Then in January of this year, just months after the Marietta couple’s son Nix was born, they began remodeling Willie Rae’s with new booths and tables, a relocated and rebuilt bar, repainted walls from “mangy tan” to slate gray, wall sconce lights and pendant lights made from colanders and a new outside awning.
In May, it reopened as WR Social House. The menu now offers salads, sandwiches, burgers and starters, all with a unique and gently upscale spin. Ingredients are top quality, sourced locally and regionally, and everything is made in house “except the ketchup,” Katie affirmed.
As the baking half of the couple’s dynamic, Katie makes all the bread and sweets daily for the two restaurants, including the sandwich buns. She spent many summer days pickling and canning fresh fruits such as peaches, cherries and blackberries for pies and cobblers later in the year.

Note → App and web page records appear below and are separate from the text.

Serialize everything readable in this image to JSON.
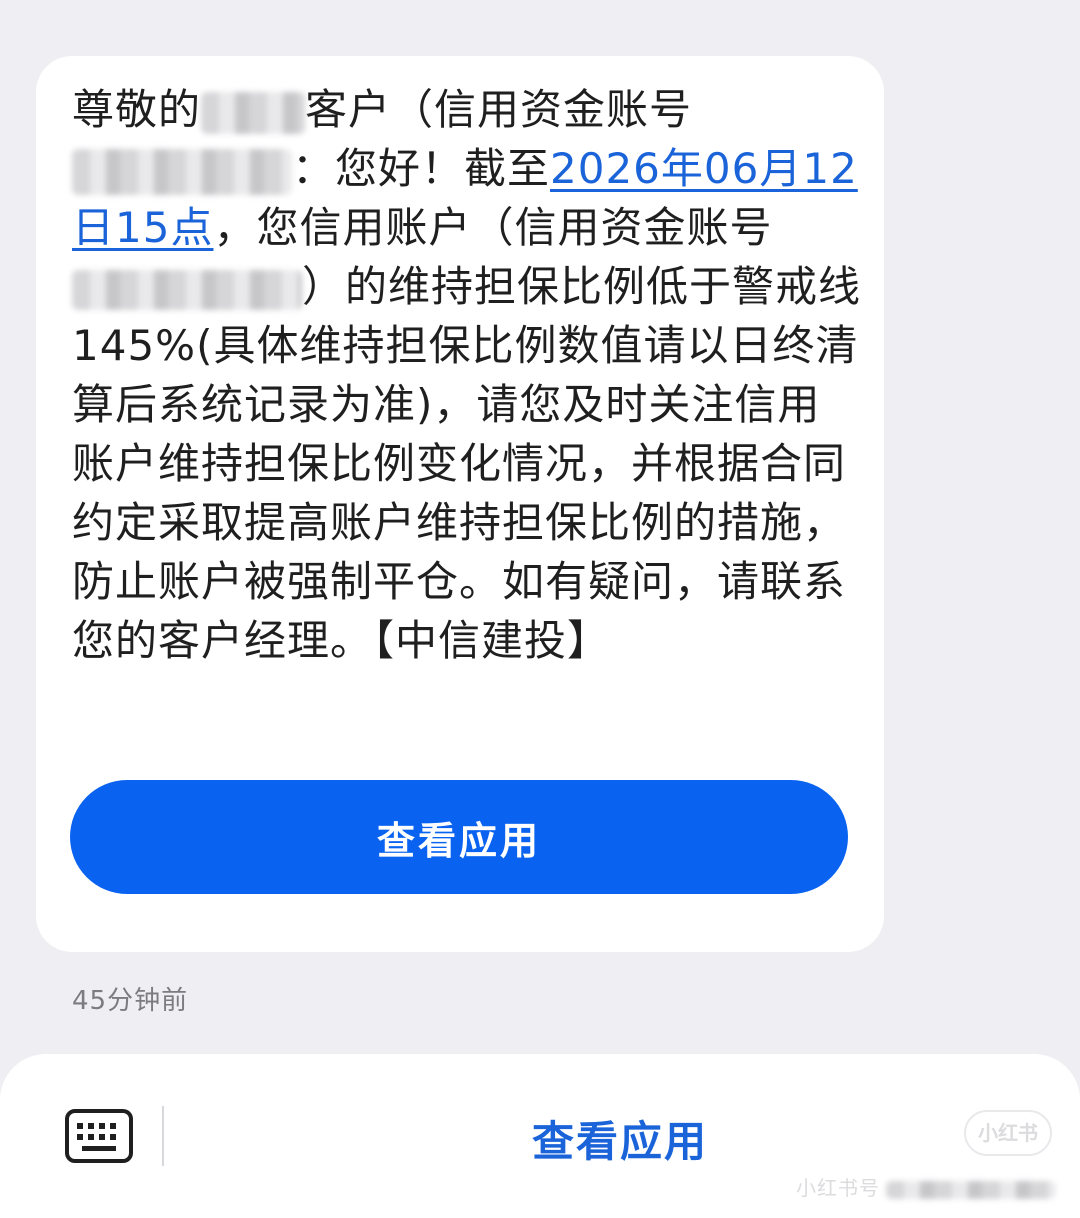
{
  "message": {
    "part1": "尊敬的",
    "part2": "客户（信用资金账号",
    "part3": "：您好！截至",
    "date_link": "2026年06月12日15点",
    "part4": "，您信用账户（信用资金账号",
    "part5": "）的维持担保比例低于警戒线145%(具体维持担保比例数值请以日终清算后系统记录为准)，请您及时关注信用账户维持担保比例变化情况，并根据合同约定采取提高账户维持担保比例的措施，防止账户被强制平仓。如有疑问，请联系您的客户经理。【中信建投】"
  },
  "action_button_label": "查看应用",
  "timestamp": "45分钟前",
  "bottom_bar": {
    "action_label": "查看应用",
    "keyboard_icon": "keyboard-icon"
  },
  "watermark": {
    "badge": "小红书",
    "text": "小红书号"
  },
  "colors": {
    "background": "#efeff3",
    "bubble": "#ffffff",
    "accent_blue": "#0a63f0",
    "link_blue": "#1a63d9"
  }
}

On a recent visit, desserts at the Social House were light-as-air beignets, hot from the fryer and fried peach pies. Other recent offerings were deep dish blondies and ice cream sandwiches. “I make whatever I feel like making for dessert that day,” she said.

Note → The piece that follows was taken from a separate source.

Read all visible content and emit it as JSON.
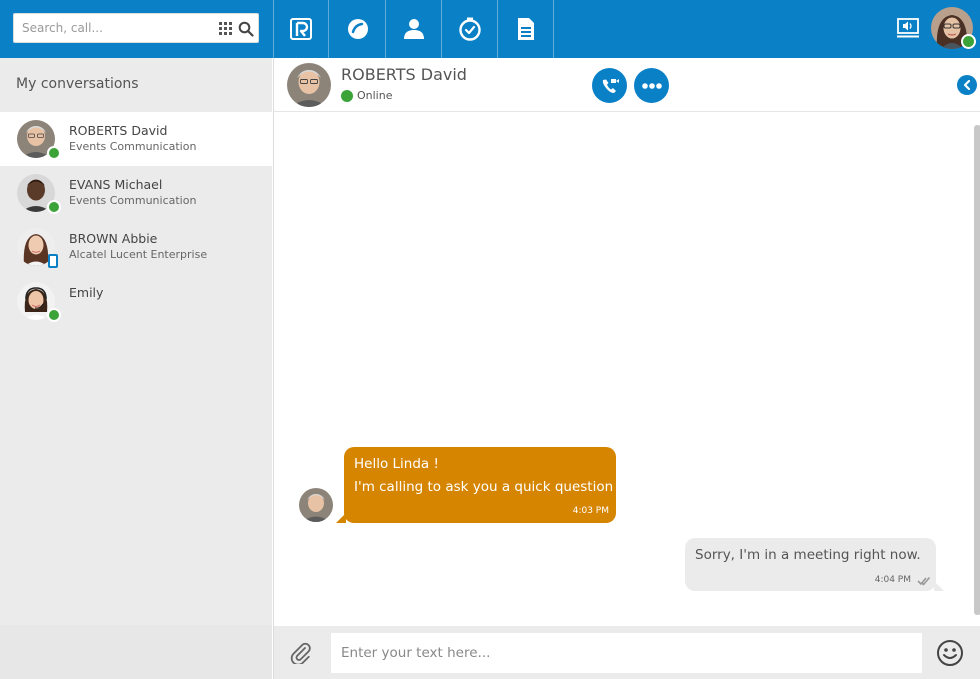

Micah, the executive chef, knows his way around meats. He buys and butchers a half Berkshire Farms pig weekly for such varied uses as pork belly nachos, braised pork and his house made hot dogs and sausages.
Beef burgers are freshly ground from brisket and chuck, and in addition to the classic, there is always a daily chef’s burger creation. Fried chicken, steak, shrimp, handmade pasta and oysters, both raw and cooked, all contend for diners’ attention.
“We want this to be a neighborhood hangout, casual, but with the same quality of food as diners would get in the city,” Micah said.
The Pfisters like to offer themed menus and gatherings at the Social House for events ranging from Cinco de Mayo to the annual Georgia/Florida gridiron battle. In between, “we have something special every day of the week,” Micah said. Kids eat for free on Mondays, for example, and Thursdays are for burgers and brews.
Still a work in progress, over time the interior of WR Social House will get more fine-tuning, including murals painted by local artists. There is live music on weekends and the kitchen stays open to 2 a.m., a boon for hungry night owls.